The types of guns available at that time were very different from the AR-15s and other semi- and fully-automatic weapons we see on the news these days. In 1791, common guns included muskets and flintlock pistols.
According to the Washington Post, a "Typical Revolutionary-era musket" had a one-round magazine capacity, and it could fire around three effective rounds per minute – in the hands of the most skilled wielder. It's maximum accuracy range had to be within 50 meters. Compare this to a "Typical modern-day AR-15," which has a magazine capacity of 30 rounds, has an effective fire of 45 rounds a minute, and an accuracy range of 550 meters.
These are vastly different weapons.
Firearms In 1791 Were Wildly Inaccurate
Besides only holding one round at a time, the guns of the 1790s had a very low level of accuracy and incredibly short ranges. Not only that either – muskets of the period, including the Brown Bess and Charleville, had no sights at all, aside from an affixed bayonet that one could look down while preparing to shoot.
"Normally, the shooter would look down the barrel and align his rear sight (the sight closest to his face) with the front sight and with the target. This cannot be done with the musket since there is no rear sight. Without a rear sight the shooter’s eyeball acts as the rear sight. That would not be a problem if the eyeball could always be placed exactly in the same place each time the musket was fired. But, it cannot be done."
On top of not having sights, muskets had smooth bore barrels, which made their projectiles less stable in flight than those fired from modern rifles.
Guns Could Shoot One Round At A Time, Up To 3 Or 4 Per Minute

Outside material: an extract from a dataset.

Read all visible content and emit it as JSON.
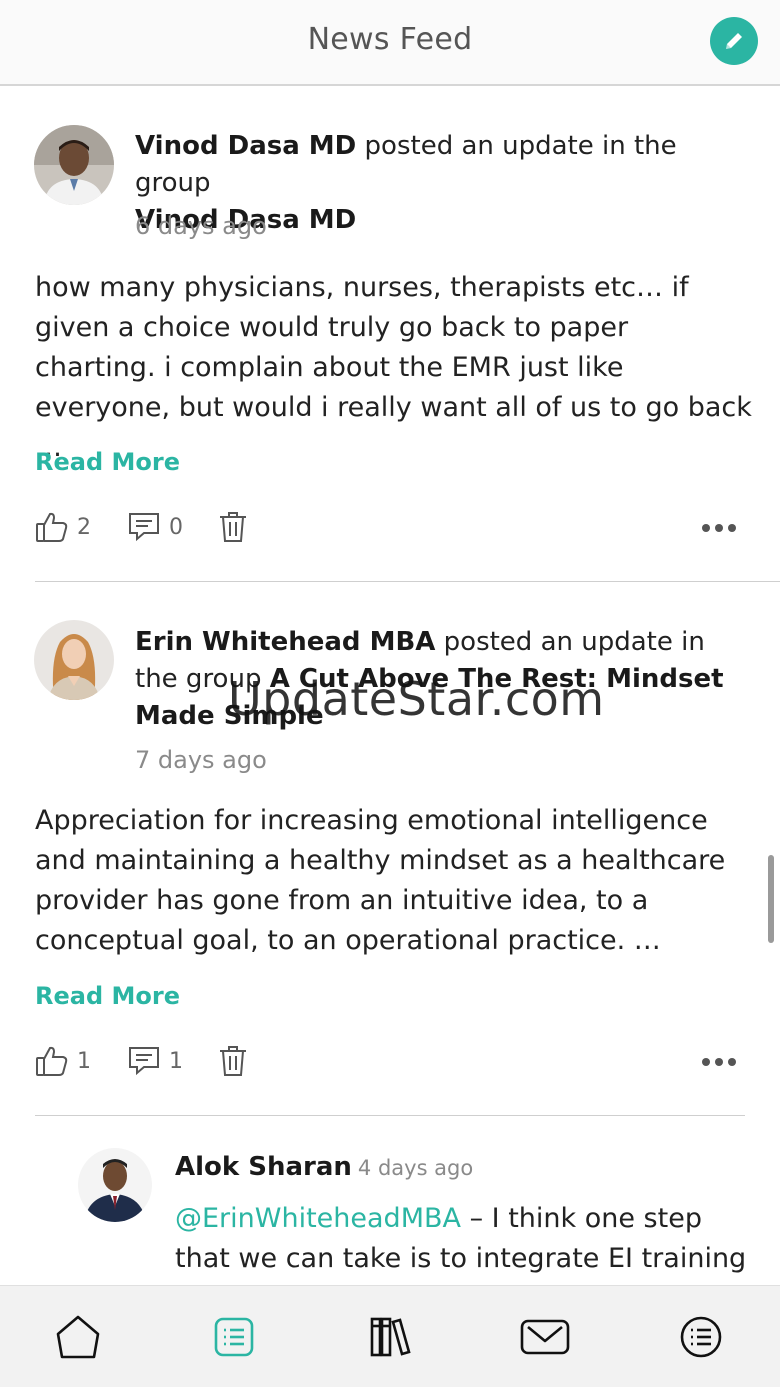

The firearms at the time of the Revolution were loaded one round at a time, and the average rate of fire was three or four rounds per minute. The process of loading and reloading the gun involved adding gunpowder, using a ramrod to insert the bullet and make sure it was in place, and reattaching the ramrod before taking aim and firing the single bullet. The cartridge paper had to be shoved in after the ball in order to keep it from rolling out of the weapon.